» WHAT THE TASK REQUIRES: Return all the entries exactly, keeping pictures out.

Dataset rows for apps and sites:
━━━━━━━━
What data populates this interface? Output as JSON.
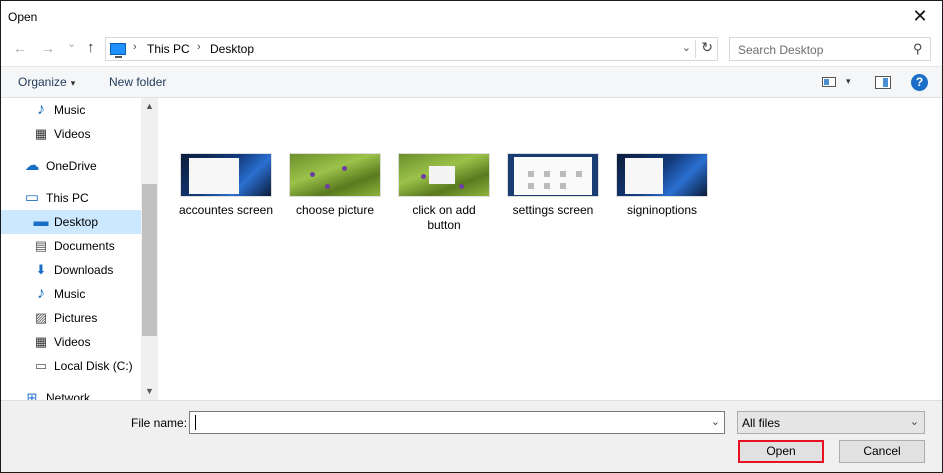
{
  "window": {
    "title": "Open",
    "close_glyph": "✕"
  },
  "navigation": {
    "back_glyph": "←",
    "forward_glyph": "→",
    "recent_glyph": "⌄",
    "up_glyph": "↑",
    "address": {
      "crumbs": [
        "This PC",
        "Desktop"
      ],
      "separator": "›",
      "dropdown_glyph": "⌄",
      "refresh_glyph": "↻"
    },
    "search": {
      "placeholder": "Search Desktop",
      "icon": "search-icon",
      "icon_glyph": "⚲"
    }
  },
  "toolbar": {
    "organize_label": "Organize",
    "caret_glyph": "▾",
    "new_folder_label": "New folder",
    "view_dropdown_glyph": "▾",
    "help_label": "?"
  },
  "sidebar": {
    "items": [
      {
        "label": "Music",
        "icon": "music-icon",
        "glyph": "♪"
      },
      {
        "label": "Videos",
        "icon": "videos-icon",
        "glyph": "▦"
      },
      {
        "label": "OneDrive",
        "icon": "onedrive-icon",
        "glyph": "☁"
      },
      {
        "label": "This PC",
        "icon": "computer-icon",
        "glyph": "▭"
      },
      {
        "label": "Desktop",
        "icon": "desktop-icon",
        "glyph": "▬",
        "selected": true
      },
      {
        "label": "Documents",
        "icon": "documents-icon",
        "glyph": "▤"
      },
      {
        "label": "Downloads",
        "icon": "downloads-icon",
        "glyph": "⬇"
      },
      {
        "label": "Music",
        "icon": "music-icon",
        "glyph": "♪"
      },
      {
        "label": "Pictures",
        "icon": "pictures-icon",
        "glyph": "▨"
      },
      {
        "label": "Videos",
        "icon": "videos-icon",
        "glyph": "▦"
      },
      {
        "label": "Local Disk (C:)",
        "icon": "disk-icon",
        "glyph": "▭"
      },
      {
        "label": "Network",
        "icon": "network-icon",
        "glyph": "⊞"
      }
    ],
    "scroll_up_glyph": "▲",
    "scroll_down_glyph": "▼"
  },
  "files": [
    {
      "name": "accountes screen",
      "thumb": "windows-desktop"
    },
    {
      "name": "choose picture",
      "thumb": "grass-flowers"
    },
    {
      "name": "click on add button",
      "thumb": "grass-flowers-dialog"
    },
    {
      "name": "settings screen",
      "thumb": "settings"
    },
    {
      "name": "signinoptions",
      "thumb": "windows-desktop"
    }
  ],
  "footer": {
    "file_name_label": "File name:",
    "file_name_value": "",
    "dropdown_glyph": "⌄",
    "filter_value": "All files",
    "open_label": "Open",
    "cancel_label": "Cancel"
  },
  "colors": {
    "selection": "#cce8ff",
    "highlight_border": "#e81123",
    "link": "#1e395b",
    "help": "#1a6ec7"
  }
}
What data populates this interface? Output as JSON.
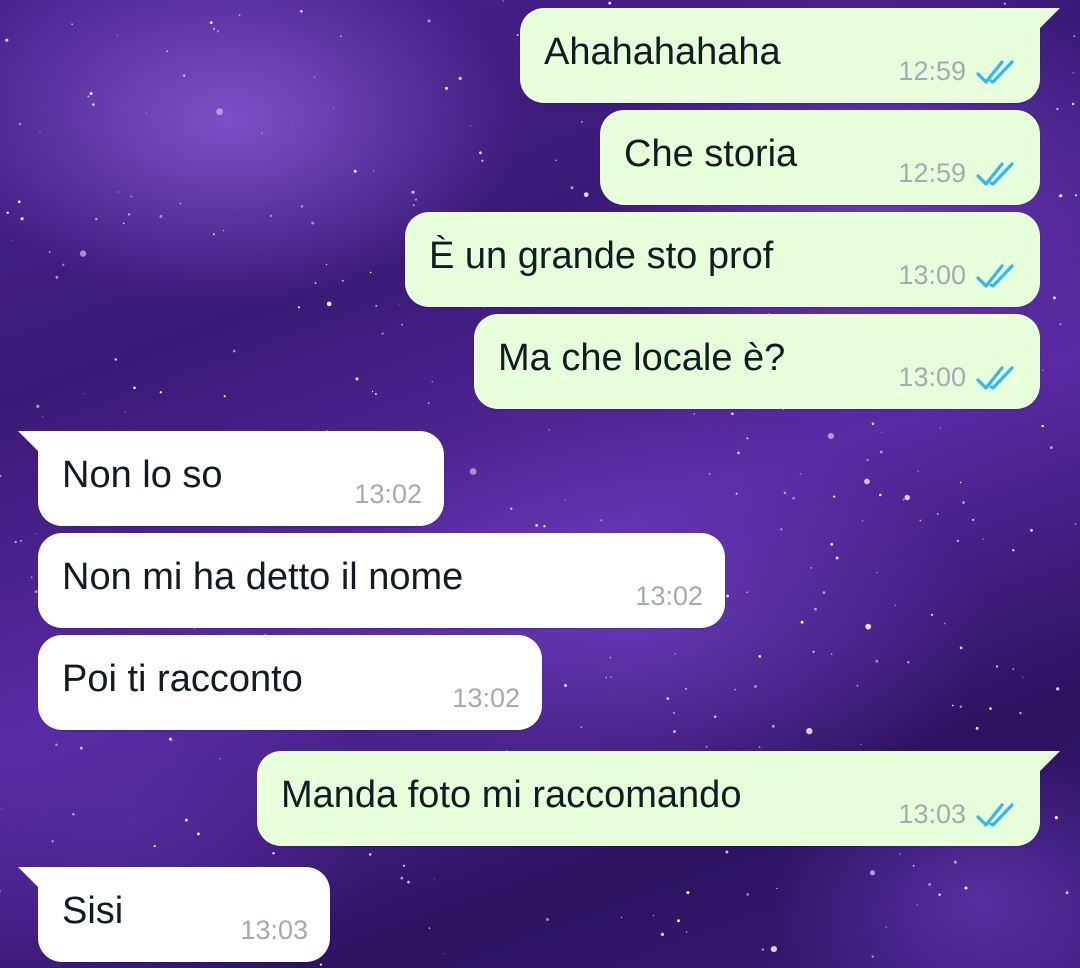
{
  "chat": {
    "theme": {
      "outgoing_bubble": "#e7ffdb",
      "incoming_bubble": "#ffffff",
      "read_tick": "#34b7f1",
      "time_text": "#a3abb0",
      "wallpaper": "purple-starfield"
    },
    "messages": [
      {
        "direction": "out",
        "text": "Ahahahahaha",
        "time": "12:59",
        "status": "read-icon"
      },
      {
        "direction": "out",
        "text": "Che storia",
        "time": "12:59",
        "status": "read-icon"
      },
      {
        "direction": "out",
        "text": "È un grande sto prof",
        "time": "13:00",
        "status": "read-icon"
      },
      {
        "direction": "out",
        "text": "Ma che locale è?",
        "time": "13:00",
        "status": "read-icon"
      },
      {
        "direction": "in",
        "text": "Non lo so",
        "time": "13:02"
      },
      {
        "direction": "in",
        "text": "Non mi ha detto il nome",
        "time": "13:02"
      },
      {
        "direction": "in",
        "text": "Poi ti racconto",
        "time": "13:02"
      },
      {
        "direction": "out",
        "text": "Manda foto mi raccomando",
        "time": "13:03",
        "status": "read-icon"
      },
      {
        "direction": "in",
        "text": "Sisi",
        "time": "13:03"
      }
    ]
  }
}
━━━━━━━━
» COMPLETED EXERCISE:
What data populates this interface? Output as JSON.
{
  "window": {
    "title": "Open",
    "close_glyph": "✕"
  },
  "navigation": {
    "back_glyph": "←",
    "forward_glyph": "→",
    "recent_glyph": "⌄",
    "up_glyph": "↑",
    "address": {
      "crumbs": [
        "This PC",
        "Desktop"
      ],
      "separator": "›",
      "dropdown_glyph": "⌄",
      "refresh_glyph": "↻"
    },
    "search": {
      "placeholder": "Search Desktop",
      "icon": "search-icon",
      "icon_glyph": "⚲"
    }
  },
  "toolbar": {
    "organize_label": "Organize",
    "caret_glyph": "▾",
    "new_folder_label": "New folder",
    "view_dropdown_glyph": "▾",
    "help_label": "?"
  },
  "sidebar": {
    "items": [
      {
        "label": "Music",
        "icon": "music-icon",
        "glyph": "♪"
      },
      {
        "label": "Videos",
        "icon": "videos-icon",
        "glyph": "▦"
      },
      {
        "label": "OneDrive",
        "icon": "onedrive-icon",
        "glyph": "☁"
      },
      {
        "label": "This PC",
        "icon": "computer-icon",
        "glyph": "▭"
      },
      {
        "label": "Desktop",
        "icon": "desktop-icon",
        "glyph": "▬",
        "selected": true
      },
      {
        "label": "Documents",
        "icon": "documents-icon",
        "glyph": "▤"
      },
      {
        "label": "Downloads",
        "icon": "downloads-icon",
        "glyph": "⬇"
      },
      {
        "label": "Music",
        "icon": "music-icon",
        "glyph": "♪"
      },
      {
        "label": "Pictures",
        "icon": "pictures-icon",
        "glyph": "▨"
      },
      {
        "label": "Videos",
        "icon": "videos-icon",
        "glyph": "▦"
      },
      {
        "label": "Local Disk (C:)",
        "icon": "disk-icon",
        "glyph": "▭"
      },
      {
        "label": "Network",
        "icon": "network-icon",
        "glyph": "⊞"
      }
    ],
    "scroll_up_glyph": "▲",
    "scroll_down_glyph": "▼"
  },
  "files": [
    {
      "name": "accountes screen",
      "thumb": "windows-desktop"
    },
    {
      "name": "choose picture",
      "thumb": "grass-flowers"
    },
    {
      "name": "click on add button",
      "thumb": "grass-flowers-dialog"
    },
    {
      "name": "settings screen",
      "thumb": "settings"
    },
    {
      "name": "signinoptions",
      "thumb": "windows-desktop"
    }
  ],
  "footer": {
    "file_name_label": "File name:",
    "file_name_value": "",
    "dropdown_glyph": "⌄",
    "filter_value": "All files",
    "open_label": "Open",
    "cancel_label": "Cancel"
  },
  "colors": {
    "selection": "#cce8ff",
    "highlight_border": "#e81123",
    "link": "#1e395b",
    "help": "#1a6ec7"
  }
}
What data populates this interface? Output as JSON.
{
  "chat": {
    "theme": {
      "outgoing_bubble": "#e7ffdb",
      "incoming_bubble": "#ffffff",
      "read_tick": "#34b7f1",
      "time_text": "#a3abb0",
      "wallpaper": "purple-starfield"
    },
    "messages": [
      {
        "direction": "out",
        "text": "Ahahahahaha",
        "time": "12:59",
        "status": "read-icon"
      },
      {
        "direction": "out",
        "text": "Che storia",
        "time": "12:59",
        "status": "read-icon"
      },
      {
        "direction": "out",
        "text": "È un grande sto prof",
        "time": "13:00",
        "status": "read-icon"
      },
      {
        "direction": "out",
        "text": "Ma che locale è?",
        "time": "13:00",
        "status": "read-icon"
      },
      {
        "direction": "in",
        "text": "Non lo so",
        "time": "13:02"
      },
      {
        "direction": "in",
        "text": "Non mi ha detto il nome",
        "time": "13:02"
      },
      {
        "direction": "in",
        "text": "Poi ti racconto",
        "time": "13:02"
      },
      {
        "direction": "out",
        "text": "Manda foto mi raccomando",
        "time": "13:03",
        "status": "read-icon"
      },
      {
        "direction": "in",
        "text": "Sisi",
        "time": "13:03"
      }
    ]
  }
}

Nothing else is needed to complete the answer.